All entries below must be retyped exactly, though pictures are to be skipped.

■ ■ ■ ■

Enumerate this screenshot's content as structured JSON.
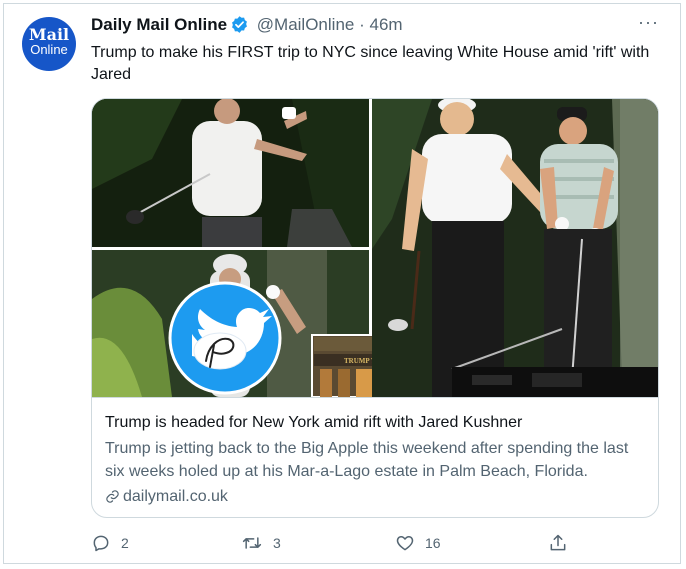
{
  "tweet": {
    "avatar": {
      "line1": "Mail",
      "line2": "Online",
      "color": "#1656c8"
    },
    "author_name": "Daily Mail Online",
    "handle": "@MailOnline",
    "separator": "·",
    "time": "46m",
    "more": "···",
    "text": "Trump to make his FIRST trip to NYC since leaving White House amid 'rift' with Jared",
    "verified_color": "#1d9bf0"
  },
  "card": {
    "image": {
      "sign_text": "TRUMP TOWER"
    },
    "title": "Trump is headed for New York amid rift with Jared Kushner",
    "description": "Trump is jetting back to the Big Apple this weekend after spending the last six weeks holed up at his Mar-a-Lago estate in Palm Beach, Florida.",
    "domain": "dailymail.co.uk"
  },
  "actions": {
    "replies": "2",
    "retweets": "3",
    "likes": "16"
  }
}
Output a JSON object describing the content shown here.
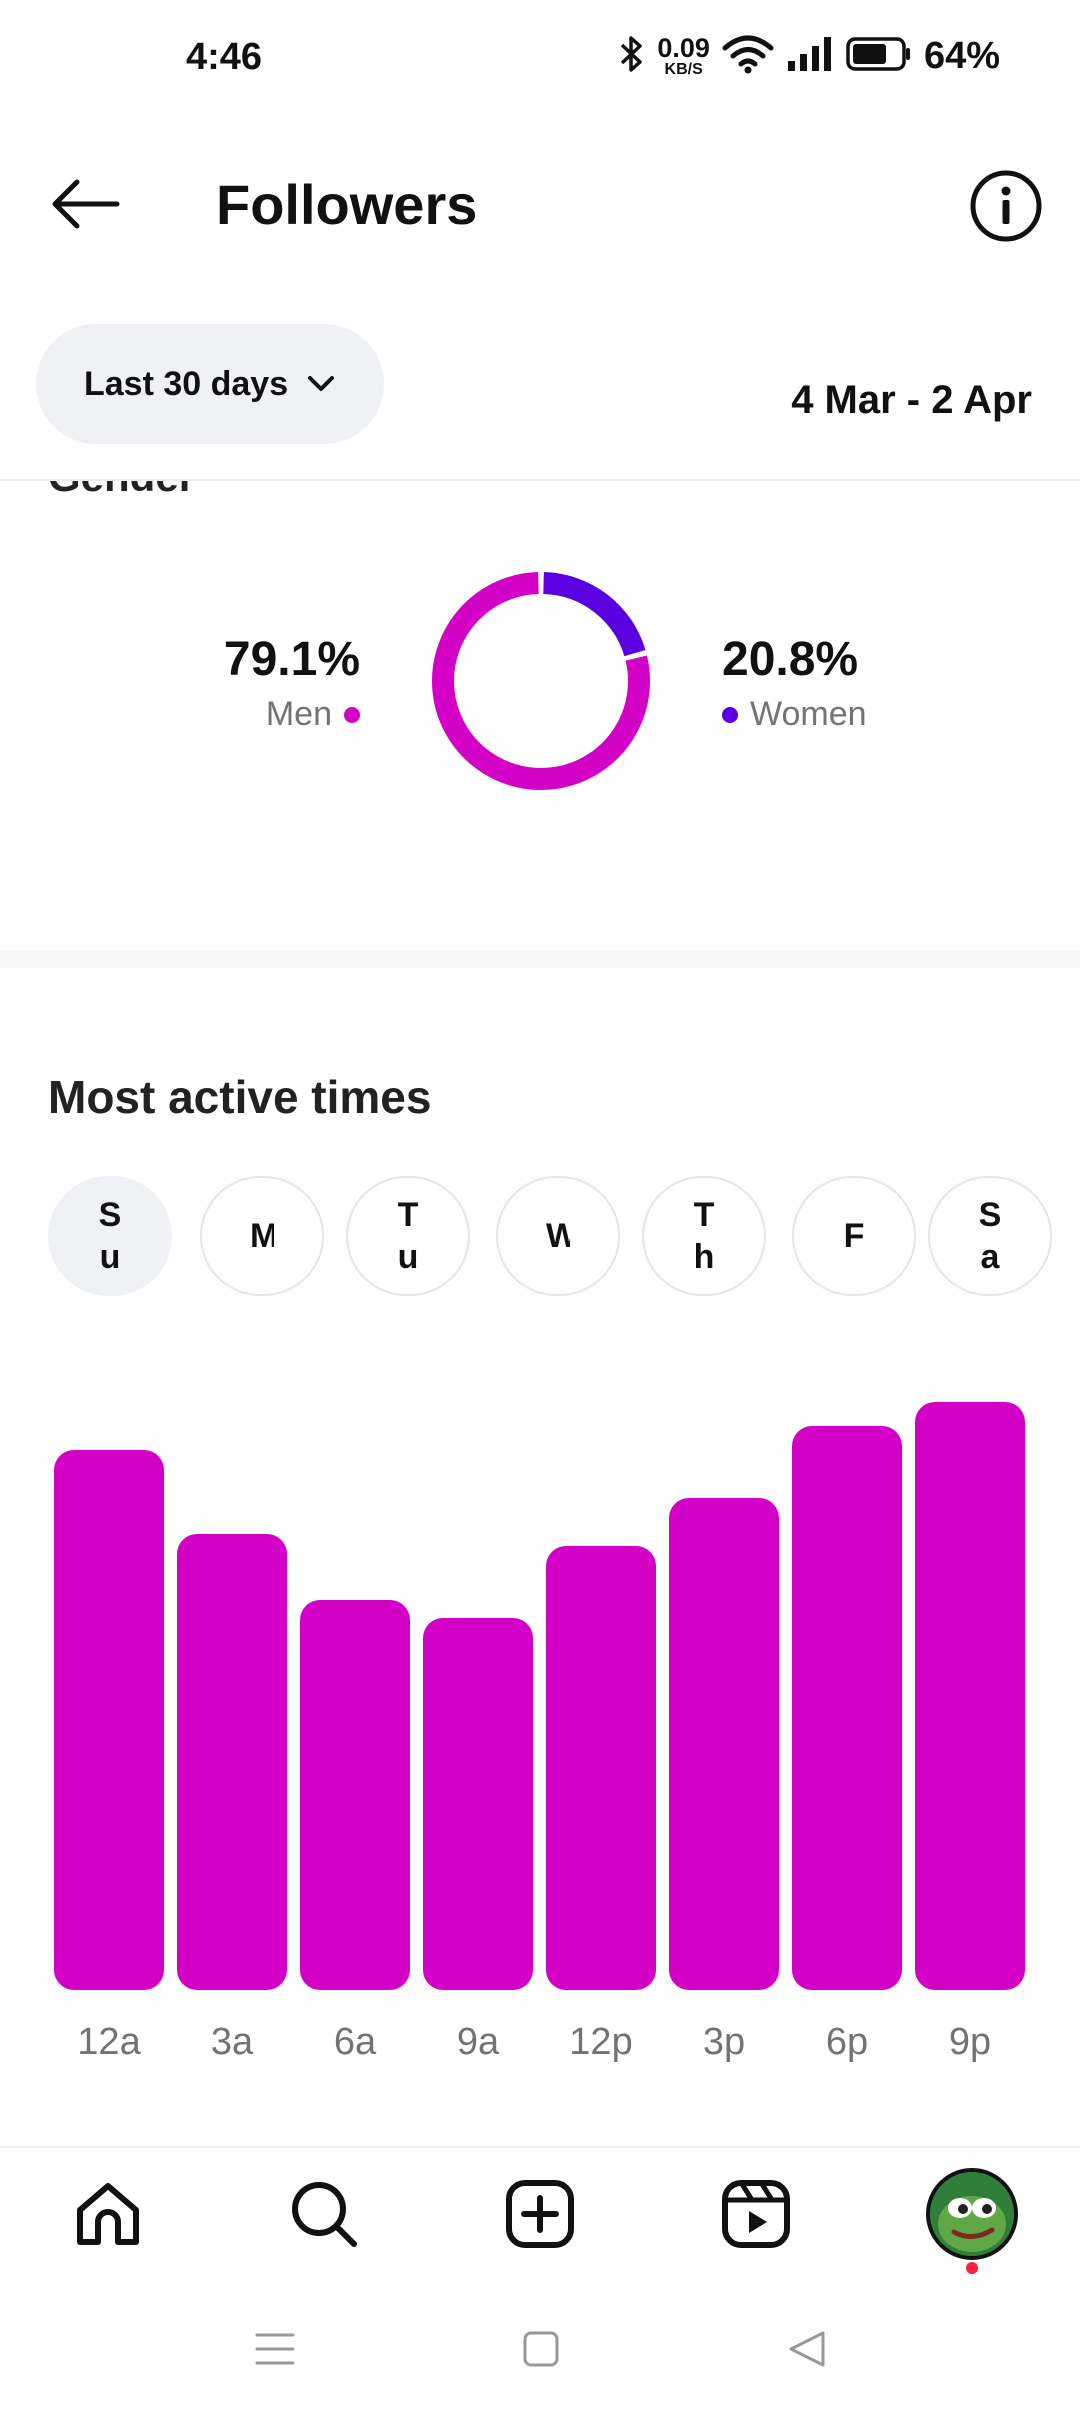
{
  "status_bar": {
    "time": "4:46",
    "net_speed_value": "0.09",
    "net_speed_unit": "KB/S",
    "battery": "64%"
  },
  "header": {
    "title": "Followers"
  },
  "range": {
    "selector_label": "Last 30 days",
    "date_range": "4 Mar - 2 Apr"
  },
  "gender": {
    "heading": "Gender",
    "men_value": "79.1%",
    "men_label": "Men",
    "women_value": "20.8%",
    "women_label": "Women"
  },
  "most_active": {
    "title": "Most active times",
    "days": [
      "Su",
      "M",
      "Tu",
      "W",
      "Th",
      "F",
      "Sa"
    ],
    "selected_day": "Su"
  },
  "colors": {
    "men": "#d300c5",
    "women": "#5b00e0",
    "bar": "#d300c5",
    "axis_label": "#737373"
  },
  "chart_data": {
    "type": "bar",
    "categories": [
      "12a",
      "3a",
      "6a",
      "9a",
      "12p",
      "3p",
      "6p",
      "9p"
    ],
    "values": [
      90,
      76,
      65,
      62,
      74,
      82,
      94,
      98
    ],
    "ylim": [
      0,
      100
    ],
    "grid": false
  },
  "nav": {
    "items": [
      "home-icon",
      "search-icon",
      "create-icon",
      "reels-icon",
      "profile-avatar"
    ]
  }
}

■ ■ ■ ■

**RESPONSE TO THE EXERCISE:**
Enumerate this screenshot's content as structured JSON.
{
  "tweet": {
    "avatar": {
      "line1": "Mail",
      "line2": "Online",
      "color": "#1656c8"
    },
    "author_name": "Daily Mail Online",
    "handle": "@MailOnline",
    "separator": "·",
    "time": "46m",
    "more": "···",
    "text": "Trump to make his FIRST trip to NYC since leaving White House amid 'rift' with Jared",
    "verified_color": "#1d9bf0"
  },
  "card": {
    "image": {
      "sign_text": "TRUMP TOWER"
    },
    "title": "Trump is headed for New York amid rift with Jared Kushner",
    "description": "Trump is jetting back to the Big Apple this weekend after spending the last six weeks holed up at his Mar-a-Lago estate in Palm Beach, Florida.",
    "domain": "dailymail.co.uk"
  },
  "actions": {
    "replies": "2",
    "retweets": "3",
    "likes": "16"
  }
}
Output a JSON object describing the content shown here.
{
  "status_bar": {
    "time": "4:46",
    "net_speed_value": "0.09",
    "net_speed_unit": "KB/S",
    "battery": "64%"
  },
  "header": {
    "title": "Followers"
  },
  "range": {
    "selector_label": "Last 30 days",
    "date_range": "4 Mar - 2 Apr"
  },
  "gender": {
    "heading": "Gender",
    "men_value": "79.1%",
    "men_label": "Men",
    "women_value": "20.8%",
    "women_label": "Women"
  },
  "most_active": {
    "title": "Most active times",
    "days": [
      "Su",
      "M",
      "Tu",
      "W",
      "Th",
      "F",
      "Sa"
    ],
    "selected_day": "Su"
  },
  "colors": {
    "men": "#d300c5",
    "women": "#5b00e0",
    "bar": "#d300c5",
    "axis_label": "#737373"
  },
  "chart_data": {
    "type": "bar",
    "categories": [
      "12a",
      "3a",
      "6a",
      "9a",
      "12p",
      "3p",
      "6p",
      "9p"
    ],
    "values": [
      90,
      76,
      65,
      62,
      74,
      82,
      94,
      98
    ],
    "ylim": [
      0,
      100
    ],
    "grid": false
  },
  "nav": {
    "items": [
      "home-icon",
      "search-icon",
      "create-icon",
      "reels-icon",
      "profile-avatar"
    ]
  }
}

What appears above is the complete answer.